> [Work instructions] Retyping the data exactly is the task. Include every line.

> [Records supplied]
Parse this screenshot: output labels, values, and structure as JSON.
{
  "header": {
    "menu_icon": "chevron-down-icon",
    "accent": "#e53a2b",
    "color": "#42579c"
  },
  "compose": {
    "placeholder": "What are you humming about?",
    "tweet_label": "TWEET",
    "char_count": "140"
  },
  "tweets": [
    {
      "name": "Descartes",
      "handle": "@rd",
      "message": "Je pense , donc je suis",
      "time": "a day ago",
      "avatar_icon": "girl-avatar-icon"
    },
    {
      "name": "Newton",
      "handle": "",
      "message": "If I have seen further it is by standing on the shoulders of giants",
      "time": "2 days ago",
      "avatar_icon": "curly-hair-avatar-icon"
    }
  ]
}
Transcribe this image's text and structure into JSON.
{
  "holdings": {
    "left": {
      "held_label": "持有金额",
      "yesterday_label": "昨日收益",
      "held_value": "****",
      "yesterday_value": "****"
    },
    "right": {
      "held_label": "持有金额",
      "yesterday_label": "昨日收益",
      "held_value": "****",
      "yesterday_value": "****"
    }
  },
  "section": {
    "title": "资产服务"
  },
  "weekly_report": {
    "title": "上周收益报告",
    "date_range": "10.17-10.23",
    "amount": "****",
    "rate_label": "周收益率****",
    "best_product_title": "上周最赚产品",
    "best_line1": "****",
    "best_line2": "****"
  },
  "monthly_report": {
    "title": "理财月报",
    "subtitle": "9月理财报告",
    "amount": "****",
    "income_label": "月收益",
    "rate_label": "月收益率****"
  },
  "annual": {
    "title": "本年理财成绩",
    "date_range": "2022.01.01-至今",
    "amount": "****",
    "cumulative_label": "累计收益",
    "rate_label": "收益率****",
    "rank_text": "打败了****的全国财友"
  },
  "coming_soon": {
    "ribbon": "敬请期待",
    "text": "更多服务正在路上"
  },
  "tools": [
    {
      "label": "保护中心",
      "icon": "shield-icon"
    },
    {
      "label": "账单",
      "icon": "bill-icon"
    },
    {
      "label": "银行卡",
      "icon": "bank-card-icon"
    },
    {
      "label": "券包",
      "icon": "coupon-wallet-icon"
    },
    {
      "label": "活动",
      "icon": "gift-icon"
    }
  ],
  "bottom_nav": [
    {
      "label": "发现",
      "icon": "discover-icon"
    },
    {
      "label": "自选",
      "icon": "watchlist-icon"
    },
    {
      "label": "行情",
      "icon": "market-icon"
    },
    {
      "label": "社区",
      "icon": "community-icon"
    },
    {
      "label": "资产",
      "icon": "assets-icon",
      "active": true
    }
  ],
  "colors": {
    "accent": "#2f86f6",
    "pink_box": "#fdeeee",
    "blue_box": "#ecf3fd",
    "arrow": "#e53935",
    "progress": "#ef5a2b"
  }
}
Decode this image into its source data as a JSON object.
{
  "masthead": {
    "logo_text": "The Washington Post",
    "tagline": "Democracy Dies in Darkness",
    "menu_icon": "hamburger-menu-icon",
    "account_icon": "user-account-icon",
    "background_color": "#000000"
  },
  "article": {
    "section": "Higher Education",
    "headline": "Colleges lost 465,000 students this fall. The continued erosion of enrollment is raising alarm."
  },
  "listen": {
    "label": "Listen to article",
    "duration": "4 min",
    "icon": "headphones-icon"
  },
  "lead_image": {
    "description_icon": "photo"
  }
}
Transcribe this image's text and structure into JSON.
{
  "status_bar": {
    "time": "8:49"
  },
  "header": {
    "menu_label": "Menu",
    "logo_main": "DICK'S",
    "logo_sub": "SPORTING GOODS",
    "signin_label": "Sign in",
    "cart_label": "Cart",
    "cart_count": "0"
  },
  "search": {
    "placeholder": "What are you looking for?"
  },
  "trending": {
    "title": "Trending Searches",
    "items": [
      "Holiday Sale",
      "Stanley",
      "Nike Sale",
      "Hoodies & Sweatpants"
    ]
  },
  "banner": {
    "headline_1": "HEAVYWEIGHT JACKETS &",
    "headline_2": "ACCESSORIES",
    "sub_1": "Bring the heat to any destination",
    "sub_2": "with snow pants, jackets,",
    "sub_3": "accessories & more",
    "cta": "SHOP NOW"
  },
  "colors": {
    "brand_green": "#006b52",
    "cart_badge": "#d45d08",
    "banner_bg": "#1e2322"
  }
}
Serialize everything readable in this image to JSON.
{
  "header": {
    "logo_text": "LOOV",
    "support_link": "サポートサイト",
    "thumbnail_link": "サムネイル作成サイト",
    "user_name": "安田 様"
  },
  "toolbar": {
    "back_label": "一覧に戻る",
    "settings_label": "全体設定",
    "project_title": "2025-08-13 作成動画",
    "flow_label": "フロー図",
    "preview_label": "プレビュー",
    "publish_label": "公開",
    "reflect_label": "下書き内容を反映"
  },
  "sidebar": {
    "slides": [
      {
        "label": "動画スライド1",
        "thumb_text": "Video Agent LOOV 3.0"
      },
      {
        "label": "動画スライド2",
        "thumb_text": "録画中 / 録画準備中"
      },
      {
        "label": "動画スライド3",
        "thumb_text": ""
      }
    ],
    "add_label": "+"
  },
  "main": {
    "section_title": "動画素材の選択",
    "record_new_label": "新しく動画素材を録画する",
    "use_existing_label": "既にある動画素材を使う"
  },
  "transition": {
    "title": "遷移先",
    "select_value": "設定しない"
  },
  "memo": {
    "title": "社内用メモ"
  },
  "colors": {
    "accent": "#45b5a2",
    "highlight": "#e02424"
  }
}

> [Task solution]
Parse this screenshot: output labels, values, and structure as JSON.
{
  "header": {
    "menu_icon": "chevron-down-icon",
    "accent": "#e53a2b",
    "color": "#42579c"
  },
  "compose": {
    "placeholder": "What are you humming about?",
    "tweet_label": "TWEET",
    "char_count": "140"
  },
  "tweets": [
    {
      "name": "Descartes",
      "handle": "@rd",
      "message": "Je pense , donc je suis",
      "time": "a day ago",
      "avatar_icon": "girl-avatar-icon"
    },
    {
      "name": "Newton",
      "handle": "",
      "message": "If I have seen further it is by standing on the shoulders of giants",
      "time": "2 days ago",
      "avatar_icon": "curly-hair-avatar-icon"
    }
  ]
}
Transcribe this image's text and structure into JSON.
{
  "holdings": {
    "left": {
      "held_label": "持有金额",
      "yesterday_label": "昨日收益",
      "held_value": "****",
      "yesterday_value": "****"
    },
    "right": {
      "held_label": "持有金额",
      "yesterday_label": "昨日收益",
      "held_value": "****",
      "yesterday_value": "****"
    }
  },
  "section": {
    "title": "资产服务"
  },
  "weekly_report": {
    "title": "上周收益报告",
    "date_range": "10.17-10.23",
    "amount": "****",
    "rate_label": "周收益率****",
    "best_product_title": "上周最赚产品",
    "best_line1": "****",
    "best_line2": "****"
  },
  "monthly_report": {
    "title": "理财月报",
    "subtitle": "9月理财报告",
    "amount": "****",
    "income_label": "月收益",
    "rate_label": "月收益率****"
  },
  "annual": {
    "title": "本年理财成绩",
    "date_range": "2022.01.01-至今",
    "amount": "****",
    "cumulative_label": "累计收益",
    "rate_label": "收益率****",
    "rank_text": "打败了****的全国财友"
  },
  "coming_soon": {
    "ribbon": "敬请期待",
    "text": "更多服务正在路上"
  },
  "tools": [
    {
      "label": "保护中心",
      "icon": "shield-icon"
    },
    {
      "label": "账单",
      "icon": "bill-icon"
    },
    {
      "label": "银行卡",
      "icon": "bank-card-icon"
    },
    {
      "label": "券包",
      "icon": "coupon-wallet-icon"
    },
    {
      "label": "活动",
      "icon": "gift-icon"
    }
  ],
  "bottom_nav": [
    {
      "label": "发现",
      "icon": "discover-icon"
    },
    {
      "label": "自选",
      "icon": "watchlist-icon"
    },
    {
      "label": "行情",
      "icon": "market-icon"
    },
    {
      "label": "社区",
      "icon": "community-icon"
    },
    {
      "label": "资产",
      "icon": "assets-icon",
      "active": true
    }
  ],
  "colors": {
    "accent": "#2f86f6",
    "pink_box": "#fdeeee",
    "blue_box": "#ecf3fd",
    "arrow": "#e53935",
    "progress": "#ef5a2b"
  }
}
Decode this image into its source data as a JSON object.
{
  "masthead": {
    "logo_text": "The Washington Post",
    "tagline": "Democracy Dies in Darkness",
    "menu_icon": "hamburger-menu-icon",
    "account_icon": "user-account-icon",
    "background_color": "#000000"
  },
  "article": {
    "section": "Higher Education",
    "headline": "Colleges lost 465,000 students this fall. The continued erosion of enrollment is raising alarm."
  },
  "listen": {
    "label": "Listen to article",
    "duration": "4 min",
    "icon": "headphones-icon"
  },
  "lead_image": {
    "description_icon": "photo"
  }
}
Transcribe this image's text and structure into JSON.
{
  "status_bar": {
    "time": "8:49"
  },
  "header": {
    "menu_label": "Menu",
    "logo_main": "DICK'S",
    "logo_sub": "SPORTING GOODS",
    "signin_label": "Sign in",
    "cart_label": "Cart",
    "cart_count": "0"
  },
  "search": {
    "placeholder": "What are you looking for?"
  },
  "trending": {
    "title": "Trending Searches",
    "items": [
      "Holiday Sale",
      "Stanley",
      "Nike Sale",
      "Hoodies & Sweatpants"
    ]
  },
  "banner": {
    "headline_1": "HEAVYWEIGHT JACKETS &",
    "headline_2": "ACCESSORIES",
    "sub_1": "Bring the heat to any destination",
    "sub_2": "with snow pants, jackets,",
    "sub_3": "accessories & more",
    "cta": "SHOP NOW"
  },
  "colors": {
    "brand_green": "#006b52",
    "cart_badge": "#d45d08",
    "banner_bg": "#1e2322"
  }
}
Serialize everything readable in this image to JSON.
{
  "header": {
    "logo_text": "LOOV",
    "support_link": "サポートサイト",
    "thumbnail_link": "サムネイル作成サイト",
    "user_name": "安田 様"
  },
  "toolbar": {
    "back_label": "一覧に戻る",
    "settings_label": "全体設定",
    "project_title": "2025-08-13 作成動画",
    "flow_label": "フロー図",
    "preview_label": "プレビュー",
    "publish_label": "公開",
    "reflect_label": "下書き内容を反映"
  },
  "sidebar": {
    "slides": [
      {
        "label": "動画スライド1",
        "thumb_text": "Video Agent LOOV 3.0"
      },
      {
        "label": "動画スライド2",
        "thumb_text": "録画中 / 録画準備中"
      },
      {
        "label": "動画スライド3",
        "thumb_text": ""
      }
    ],
    "add_label": "+"
  },
  "main": {
    "section_title": "動画素材の選択",
    "record_new_label": "新しく動画素材を録画する",
    "use_existing_label": "既にある動画素材を使う"
  },
  "transition": {
    "title": "遷移先",
    "select_value": "設定しない"
  },
  "memo": {
    "title": "社内用メモ"
  },
  "colors": {
    "accent": "#45b5a2",
    "highlight": "#e02424"
  }
}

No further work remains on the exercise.